Rolfing®, Rolfer™, Rolf Movement® and the Little Boy Logo are service marks of  the Dr. Ida Rolf Institute™ (formerly known as The Rolf Institute of Structural Integration®), in Boulder, CO.

© 2020 by Elias Limberopoulos, Certified Rolfer

Search
  • Elias Limberopoulos

Rolfing® for Back Pain

Updated: Dec 3, 2019


My Chicago Rolfing® practice often deals with problems that affect the muscles, bones, connective tissue and joints of your body. Most importantly, a Certified Rolfer™ affects the fascia which surrounds and permeates the entire body. At a basic level, a Certified Rolfer will gently apply pressure through different layers of connective tissue . At a deeper level, Rolfers are changing the structure of your body to create more balance and alignment, and function to improve movement in the entire body.
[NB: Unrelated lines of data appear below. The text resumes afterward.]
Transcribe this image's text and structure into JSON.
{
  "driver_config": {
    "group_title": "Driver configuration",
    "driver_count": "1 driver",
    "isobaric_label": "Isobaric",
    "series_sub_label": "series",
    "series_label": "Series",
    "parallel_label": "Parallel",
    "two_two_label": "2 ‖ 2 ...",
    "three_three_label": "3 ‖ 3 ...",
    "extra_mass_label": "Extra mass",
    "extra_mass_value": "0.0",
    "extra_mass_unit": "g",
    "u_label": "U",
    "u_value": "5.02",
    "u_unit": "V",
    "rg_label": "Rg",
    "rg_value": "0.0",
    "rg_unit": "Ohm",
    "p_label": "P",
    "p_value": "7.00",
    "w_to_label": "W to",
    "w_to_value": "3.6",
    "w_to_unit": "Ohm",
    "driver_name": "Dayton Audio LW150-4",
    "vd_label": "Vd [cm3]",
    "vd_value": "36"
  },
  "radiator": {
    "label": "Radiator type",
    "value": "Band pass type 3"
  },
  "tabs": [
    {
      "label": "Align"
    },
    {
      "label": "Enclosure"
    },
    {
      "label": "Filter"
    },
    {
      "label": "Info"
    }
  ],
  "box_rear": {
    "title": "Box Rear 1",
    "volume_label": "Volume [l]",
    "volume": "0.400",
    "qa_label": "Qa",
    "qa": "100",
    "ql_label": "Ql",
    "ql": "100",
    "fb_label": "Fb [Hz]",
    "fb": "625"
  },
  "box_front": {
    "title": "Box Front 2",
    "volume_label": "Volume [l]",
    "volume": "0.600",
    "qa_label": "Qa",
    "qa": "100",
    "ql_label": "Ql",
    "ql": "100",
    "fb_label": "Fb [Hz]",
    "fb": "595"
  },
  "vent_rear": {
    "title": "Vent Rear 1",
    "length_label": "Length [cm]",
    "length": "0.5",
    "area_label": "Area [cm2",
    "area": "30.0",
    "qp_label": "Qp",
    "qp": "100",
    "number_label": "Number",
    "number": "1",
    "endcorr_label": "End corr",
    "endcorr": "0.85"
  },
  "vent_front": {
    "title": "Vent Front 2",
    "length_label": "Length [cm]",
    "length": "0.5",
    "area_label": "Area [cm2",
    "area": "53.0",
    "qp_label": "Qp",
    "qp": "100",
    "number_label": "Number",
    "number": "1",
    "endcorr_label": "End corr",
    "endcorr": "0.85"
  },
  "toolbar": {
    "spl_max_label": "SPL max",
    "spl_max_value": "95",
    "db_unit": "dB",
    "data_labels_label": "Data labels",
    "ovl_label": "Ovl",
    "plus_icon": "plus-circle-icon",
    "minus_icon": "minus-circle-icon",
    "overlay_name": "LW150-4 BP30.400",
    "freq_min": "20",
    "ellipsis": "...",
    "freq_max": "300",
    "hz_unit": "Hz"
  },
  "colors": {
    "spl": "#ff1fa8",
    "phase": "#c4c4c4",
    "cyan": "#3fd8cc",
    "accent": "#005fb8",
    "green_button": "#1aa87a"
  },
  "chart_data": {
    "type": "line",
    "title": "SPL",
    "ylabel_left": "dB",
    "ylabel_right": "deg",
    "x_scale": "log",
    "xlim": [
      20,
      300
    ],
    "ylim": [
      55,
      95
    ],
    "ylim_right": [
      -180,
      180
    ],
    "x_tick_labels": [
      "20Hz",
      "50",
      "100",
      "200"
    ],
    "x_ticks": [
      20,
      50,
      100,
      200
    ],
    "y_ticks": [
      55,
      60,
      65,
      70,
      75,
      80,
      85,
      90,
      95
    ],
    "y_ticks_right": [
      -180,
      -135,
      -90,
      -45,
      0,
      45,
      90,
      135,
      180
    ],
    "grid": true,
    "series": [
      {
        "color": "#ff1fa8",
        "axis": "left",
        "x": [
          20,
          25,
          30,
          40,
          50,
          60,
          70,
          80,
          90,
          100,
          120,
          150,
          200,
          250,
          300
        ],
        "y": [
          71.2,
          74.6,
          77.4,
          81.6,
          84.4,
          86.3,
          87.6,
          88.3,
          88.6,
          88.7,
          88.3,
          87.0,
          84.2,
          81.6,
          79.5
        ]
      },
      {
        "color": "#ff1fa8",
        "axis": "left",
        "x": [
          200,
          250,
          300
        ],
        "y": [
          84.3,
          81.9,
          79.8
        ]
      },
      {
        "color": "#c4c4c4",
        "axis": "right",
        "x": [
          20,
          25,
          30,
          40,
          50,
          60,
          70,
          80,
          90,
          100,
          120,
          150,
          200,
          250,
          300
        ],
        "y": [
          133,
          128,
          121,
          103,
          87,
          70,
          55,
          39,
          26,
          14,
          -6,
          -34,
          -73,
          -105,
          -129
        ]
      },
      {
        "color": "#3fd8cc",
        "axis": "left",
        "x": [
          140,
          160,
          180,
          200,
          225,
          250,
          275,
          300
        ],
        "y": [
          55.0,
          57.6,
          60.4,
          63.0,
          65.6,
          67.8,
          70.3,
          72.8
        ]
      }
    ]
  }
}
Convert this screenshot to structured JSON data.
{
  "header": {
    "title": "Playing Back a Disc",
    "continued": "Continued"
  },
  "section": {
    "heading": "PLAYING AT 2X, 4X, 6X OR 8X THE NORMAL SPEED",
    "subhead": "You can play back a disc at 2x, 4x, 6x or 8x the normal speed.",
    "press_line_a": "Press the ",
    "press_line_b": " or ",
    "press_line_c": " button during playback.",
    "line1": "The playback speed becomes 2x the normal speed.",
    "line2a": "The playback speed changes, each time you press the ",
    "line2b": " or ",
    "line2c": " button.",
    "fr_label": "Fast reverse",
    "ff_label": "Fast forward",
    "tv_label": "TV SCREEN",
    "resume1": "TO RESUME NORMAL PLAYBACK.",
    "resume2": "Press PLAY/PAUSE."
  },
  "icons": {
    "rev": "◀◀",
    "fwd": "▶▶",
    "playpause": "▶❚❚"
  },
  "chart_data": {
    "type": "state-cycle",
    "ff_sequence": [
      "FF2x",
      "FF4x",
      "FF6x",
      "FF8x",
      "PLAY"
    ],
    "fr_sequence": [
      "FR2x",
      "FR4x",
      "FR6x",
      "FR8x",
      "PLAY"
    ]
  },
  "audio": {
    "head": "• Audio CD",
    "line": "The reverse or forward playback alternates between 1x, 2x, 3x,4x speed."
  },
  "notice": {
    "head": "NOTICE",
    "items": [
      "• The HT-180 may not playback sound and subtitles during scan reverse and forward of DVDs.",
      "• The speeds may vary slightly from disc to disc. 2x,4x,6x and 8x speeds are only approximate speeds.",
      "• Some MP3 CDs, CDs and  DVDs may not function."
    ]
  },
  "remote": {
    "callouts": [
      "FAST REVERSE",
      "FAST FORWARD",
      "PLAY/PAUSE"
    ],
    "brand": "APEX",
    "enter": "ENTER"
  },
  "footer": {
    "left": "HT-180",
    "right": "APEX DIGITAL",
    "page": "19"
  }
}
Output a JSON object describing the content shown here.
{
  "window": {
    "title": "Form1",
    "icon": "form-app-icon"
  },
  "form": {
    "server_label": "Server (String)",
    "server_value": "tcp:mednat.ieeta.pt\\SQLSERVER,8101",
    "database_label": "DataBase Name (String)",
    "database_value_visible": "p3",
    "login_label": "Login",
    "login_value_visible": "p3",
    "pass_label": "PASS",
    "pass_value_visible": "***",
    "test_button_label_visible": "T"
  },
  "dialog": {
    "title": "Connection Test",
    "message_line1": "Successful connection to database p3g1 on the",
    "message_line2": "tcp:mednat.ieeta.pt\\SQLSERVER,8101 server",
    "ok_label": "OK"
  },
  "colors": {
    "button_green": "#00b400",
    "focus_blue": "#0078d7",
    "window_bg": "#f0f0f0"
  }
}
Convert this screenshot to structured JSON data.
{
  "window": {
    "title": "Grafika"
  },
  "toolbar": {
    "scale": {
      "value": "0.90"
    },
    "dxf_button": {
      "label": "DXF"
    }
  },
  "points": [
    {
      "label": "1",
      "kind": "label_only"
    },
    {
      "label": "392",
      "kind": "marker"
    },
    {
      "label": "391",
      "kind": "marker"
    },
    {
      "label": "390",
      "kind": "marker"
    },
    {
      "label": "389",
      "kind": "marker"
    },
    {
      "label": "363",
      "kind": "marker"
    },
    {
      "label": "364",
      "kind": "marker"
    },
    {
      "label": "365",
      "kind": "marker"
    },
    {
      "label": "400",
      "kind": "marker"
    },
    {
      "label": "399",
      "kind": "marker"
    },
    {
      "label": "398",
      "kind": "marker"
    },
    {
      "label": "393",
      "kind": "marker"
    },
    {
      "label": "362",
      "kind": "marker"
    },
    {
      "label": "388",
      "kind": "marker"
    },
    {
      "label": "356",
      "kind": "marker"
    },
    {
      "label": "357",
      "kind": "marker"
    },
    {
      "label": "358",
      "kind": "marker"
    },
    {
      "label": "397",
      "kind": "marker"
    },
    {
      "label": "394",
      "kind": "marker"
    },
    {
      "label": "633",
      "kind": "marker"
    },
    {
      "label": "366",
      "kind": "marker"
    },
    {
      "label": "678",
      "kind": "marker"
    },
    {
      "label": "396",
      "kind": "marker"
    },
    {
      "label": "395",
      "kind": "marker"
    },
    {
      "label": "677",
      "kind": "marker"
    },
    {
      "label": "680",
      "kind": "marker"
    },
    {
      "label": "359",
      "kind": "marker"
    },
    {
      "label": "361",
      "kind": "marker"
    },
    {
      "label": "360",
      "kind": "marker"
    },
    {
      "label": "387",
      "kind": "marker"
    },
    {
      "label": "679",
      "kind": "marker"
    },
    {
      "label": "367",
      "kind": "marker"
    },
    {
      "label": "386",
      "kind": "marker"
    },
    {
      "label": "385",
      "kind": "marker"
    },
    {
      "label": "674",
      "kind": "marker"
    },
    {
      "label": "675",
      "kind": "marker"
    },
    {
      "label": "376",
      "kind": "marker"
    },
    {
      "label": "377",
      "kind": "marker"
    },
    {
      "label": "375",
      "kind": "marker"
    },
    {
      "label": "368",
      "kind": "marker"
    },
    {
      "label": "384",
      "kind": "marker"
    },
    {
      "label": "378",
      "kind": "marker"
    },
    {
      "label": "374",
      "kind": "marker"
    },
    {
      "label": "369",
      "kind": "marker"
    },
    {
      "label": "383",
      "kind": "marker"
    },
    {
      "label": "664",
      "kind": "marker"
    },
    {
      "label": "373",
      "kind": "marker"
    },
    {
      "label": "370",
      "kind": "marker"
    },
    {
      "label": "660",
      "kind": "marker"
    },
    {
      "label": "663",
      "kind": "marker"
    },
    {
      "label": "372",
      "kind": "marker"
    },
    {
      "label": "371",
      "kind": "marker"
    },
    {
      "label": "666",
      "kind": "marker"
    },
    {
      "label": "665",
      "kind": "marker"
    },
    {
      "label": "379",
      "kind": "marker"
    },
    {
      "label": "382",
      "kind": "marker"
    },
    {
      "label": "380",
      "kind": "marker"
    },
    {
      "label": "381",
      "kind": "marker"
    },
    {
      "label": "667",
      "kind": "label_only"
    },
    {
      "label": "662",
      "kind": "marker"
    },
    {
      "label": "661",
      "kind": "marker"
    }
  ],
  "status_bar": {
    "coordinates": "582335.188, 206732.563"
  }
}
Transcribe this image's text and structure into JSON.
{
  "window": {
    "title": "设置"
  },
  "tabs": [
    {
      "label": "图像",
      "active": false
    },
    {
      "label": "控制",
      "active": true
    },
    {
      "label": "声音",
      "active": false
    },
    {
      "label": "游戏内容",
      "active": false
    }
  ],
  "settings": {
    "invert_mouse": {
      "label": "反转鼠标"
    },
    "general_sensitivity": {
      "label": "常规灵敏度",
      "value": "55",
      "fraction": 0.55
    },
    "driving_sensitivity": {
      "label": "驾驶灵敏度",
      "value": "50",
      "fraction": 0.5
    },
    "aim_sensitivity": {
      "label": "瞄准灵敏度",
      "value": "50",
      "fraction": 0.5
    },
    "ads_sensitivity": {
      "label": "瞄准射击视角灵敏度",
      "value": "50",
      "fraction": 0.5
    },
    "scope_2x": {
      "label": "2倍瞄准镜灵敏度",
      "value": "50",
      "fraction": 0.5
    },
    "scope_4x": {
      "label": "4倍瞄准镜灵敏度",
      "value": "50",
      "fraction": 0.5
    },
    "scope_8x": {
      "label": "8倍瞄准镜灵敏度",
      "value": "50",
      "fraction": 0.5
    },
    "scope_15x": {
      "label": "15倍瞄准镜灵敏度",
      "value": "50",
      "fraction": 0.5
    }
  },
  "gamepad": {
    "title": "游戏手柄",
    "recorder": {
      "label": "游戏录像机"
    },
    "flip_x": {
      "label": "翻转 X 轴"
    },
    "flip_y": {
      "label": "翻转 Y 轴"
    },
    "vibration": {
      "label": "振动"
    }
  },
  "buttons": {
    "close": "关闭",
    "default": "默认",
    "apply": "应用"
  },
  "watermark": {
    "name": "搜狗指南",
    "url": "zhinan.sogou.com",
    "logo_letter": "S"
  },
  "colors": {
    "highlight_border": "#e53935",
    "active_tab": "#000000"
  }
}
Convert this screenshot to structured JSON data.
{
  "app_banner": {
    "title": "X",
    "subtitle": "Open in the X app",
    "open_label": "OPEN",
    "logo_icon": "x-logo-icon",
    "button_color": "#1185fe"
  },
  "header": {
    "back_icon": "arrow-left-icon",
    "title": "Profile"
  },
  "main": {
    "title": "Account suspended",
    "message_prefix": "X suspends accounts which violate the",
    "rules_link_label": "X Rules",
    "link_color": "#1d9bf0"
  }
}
Visiting a Certified Rolfer for back pain

After your initial phone consultation with your local Rolfer, you will have a good idea of what the Rolfing process consists of. During your first visit, we'll review the information discussed in the phone consultation (health history, goals etc.), perform the appropriate assessments and then begin your session which will include manual touch therapy and movement education. View my recent blog post What Can Someone Expect From A Rolfing Session for more information.


How many treatments will you need?

Rolfing sessions are typically performed over a series of sessions known as the Rolfing Ten Series. It is a systematic approach to balancing the body and freeing the different layers of connective tissue (fascia) to support better alignment. Simply put, a Rolfer puts things in the right place so you can move better, feel better and get on with enjoying your life. Sessions run for 90 minutes and are spaced every 1-2 weeks apart depending on the severity of your condition, the results you want to achieve, and time commitments. It is not essential that you go through the entire Ten Series to receive benefit. Some people come in for one session to see if Rolfing is for them. Others come in for the first 3 sessions and feel they've received adequate restoration. Most who come to my practice have tried everything under the sun only to experience temporary relief. In this case, clients are fully vested in their process and decide to complete the entire Ten Series.

As clients go through this process, they realize how restrictions in their walking gait and places like their feet, knees, hips, shoulder girdle and head have been affecting their problem area. It's more than relief of pain. It's a process of discovery, learning and increased awareness of one's body. Rolfing care can also be a lifelong choice to keep you on a path of well-being and keep your body smoothly functioning, coordinated and supported. After completing the Ten Series, it is recommended that clients take some time off at their own discretion before receiving another Rolfing session. After that, you can decide how often you'd like to come in for sessions on an as needed basis which can be bi-weekly, monthly, semi-annually, annually or however you feel based off of your new goals.

Many athletes, dancers and day to day people continue to see a Rolfer even when there is no acute pain, as regular sessions can keep you aligned and in peak form. As a Rolfer, I'm not just there when it really hurts; I can be in your corner frequently, keeping your body communicating at a high level and keeping connective tissue supple, fluid and mobile.


What causes back pain?

Back pain is one of the most common health conditions in the country affecting about 80% of the population at least once in their lives. The back is a complex structure of bones, joints, ligaments, and muscles all wrapped in connective tissue. Damage to any of the structures can lead to back pain. Most back pain is acute and can go away in a few days to a couple of weeks. It's when things go longer that we need to take a deeper look. Back pain has a long list of causes and we are all likely to suffer at some point in our lives from injuries, poor posture, obesity, psychological stress, as well as but some less likely, back sprains, back strains, disc degeneration, herniated discs, scoliosis, spinal stenosis, arthritis. Each of these can lead to back pain.


Some tips to prevent back pain

My original career in personal training offered me more insight into advice which can help prevent back pain. Maintain a healthy diet and weight. Stretch, exercise and/or get your body moving in some way. Even light walking helps. Look for more ergonomic options at work. Find the appropriate clothes and shoes which offer more comfort/support and less restriction.

While this is not an exhaustive list of tips, it’s a good starting point on the road to optimum back health. Pay attention to what helps and what doesn't.

Contact me if there's anything I can help you with. . Be well and stay tuned for more posts. If you enjoy my content, like and share this information with someone close to you.

1 view